Feb 19, 2011 - 12:00 am GMT+3
by Feb 19, 2011 12:00 am
A prominent Turkish journalist was charged on Friday with links to a shadowy, ultra-nationalist group accused of seeking to overthrow the government, joining two of his colleagues in jail pending trial.
Soner Yalcin, who runs a news website fiercely critical of the government, was detained earlier this week in a case which triggered a diplomatic spat between Turkish officials and the new U.S. ambassador to Ankara.
Ambassador Francis Ricciardone, who said he did not know details of Yalcin's case, had remarked to reporters that it was hard to understand the detention of reporters in Turkey, given its avowed policy of supporting press freedom.
Turkish officials responded by warning the envoy against interfering in domestic affairs, with Foreign Minister Ahmet Davutoglu saying it was not right for an ambassador to make judgments over an ongoing investigation.
Yalcin and two of his colleagues were charged with being members of a "terrorist group", "obtaining and publishing secret state security documents" and "inciting hatred", media reports said. Court officials were not available to comment.
The journalists were questioned by prosecutors handling cases against the Ergenekon group, whose alleged members - including lawyers, writers and politicians - are accused of conspiracies against the government.
Public opinion was behind the government following the first arrests back in 2007, as few Turks want a return to coups that blighted the late 20th Century, but skepticism set is as the investigations broadened and many suspects have been held on remand for more than two years with no end in sight. A separate trial has begun of nearly 200 serving and military officers in the alleged "Sledgehammer" plot to undermine the government.
The trials reflect a lingering mistrust between the traditionally secular establishment and a ruling party that critics say retains Islamist leanings.
NATO ally Turkey has pushed through a series of political reforms with the aim of securing EU membership, but rights groups remain critical of its record on freedom of expression.

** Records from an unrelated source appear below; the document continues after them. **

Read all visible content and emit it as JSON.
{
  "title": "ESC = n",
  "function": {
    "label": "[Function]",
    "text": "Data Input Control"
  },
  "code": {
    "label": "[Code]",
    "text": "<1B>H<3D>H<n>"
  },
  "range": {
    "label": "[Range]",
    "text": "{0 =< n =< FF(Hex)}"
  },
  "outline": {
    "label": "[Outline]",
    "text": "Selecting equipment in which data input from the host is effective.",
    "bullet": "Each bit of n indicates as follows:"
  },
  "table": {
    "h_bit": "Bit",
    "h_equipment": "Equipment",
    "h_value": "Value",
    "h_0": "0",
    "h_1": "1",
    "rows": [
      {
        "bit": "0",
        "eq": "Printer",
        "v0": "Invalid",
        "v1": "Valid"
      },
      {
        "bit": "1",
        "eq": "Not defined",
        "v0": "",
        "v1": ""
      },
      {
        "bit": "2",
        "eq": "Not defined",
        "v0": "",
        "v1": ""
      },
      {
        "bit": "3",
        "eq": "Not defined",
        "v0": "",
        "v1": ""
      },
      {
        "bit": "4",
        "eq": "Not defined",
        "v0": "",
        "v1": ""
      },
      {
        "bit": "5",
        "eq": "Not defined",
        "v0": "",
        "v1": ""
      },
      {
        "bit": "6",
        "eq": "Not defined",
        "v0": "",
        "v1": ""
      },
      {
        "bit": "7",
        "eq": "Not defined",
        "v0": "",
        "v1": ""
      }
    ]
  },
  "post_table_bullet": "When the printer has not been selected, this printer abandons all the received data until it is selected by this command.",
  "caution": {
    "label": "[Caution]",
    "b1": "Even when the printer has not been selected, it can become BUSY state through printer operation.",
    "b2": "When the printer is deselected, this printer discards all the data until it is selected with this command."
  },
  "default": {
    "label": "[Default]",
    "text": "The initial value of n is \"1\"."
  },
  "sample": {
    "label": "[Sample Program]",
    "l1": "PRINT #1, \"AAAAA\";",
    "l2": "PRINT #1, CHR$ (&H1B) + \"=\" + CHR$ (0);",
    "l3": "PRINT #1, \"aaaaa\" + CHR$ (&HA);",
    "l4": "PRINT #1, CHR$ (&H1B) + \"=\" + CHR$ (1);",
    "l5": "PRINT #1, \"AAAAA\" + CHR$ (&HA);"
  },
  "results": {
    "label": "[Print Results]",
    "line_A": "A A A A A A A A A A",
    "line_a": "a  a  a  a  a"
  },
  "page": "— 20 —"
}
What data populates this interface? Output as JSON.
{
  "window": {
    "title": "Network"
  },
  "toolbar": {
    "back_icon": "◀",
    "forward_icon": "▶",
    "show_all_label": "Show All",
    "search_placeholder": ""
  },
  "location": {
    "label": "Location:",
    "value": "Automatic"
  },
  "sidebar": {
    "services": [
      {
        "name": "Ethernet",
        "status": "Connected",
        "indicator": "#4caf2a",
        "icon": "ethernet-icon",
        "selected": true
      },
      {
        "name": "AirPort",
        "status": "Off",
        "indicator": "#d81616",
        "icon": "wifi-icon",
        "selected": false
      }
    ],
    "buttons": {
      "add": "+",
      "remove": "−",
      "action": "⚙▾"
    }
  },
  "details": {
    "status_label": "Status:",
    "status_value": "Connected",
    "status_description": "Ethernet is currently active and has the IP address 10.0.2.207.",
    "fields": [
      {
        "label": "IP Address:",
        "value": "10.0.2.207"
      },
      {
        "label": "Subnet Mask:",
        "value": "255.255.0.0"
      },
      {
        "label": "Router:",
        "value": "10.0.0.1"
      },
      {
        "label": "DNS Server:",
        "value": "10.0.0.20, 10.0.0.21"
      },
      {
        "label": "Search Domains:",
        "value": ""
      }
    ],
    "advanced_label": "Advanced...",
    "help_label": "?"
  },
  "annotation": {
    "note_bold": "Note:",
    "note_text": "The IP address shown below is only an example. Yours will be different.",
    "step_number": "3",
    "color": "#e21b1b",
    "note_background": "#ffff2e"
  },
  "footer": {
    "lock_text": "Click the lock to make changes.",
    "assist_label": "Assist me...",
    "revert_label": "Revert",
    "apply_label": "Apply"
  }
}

The court cases revived debate about press freedom, with thousands of reporters targeted in investigations over their stories on the Ergenekon plots on the grounds that their stories violated the confidentiality of the cases.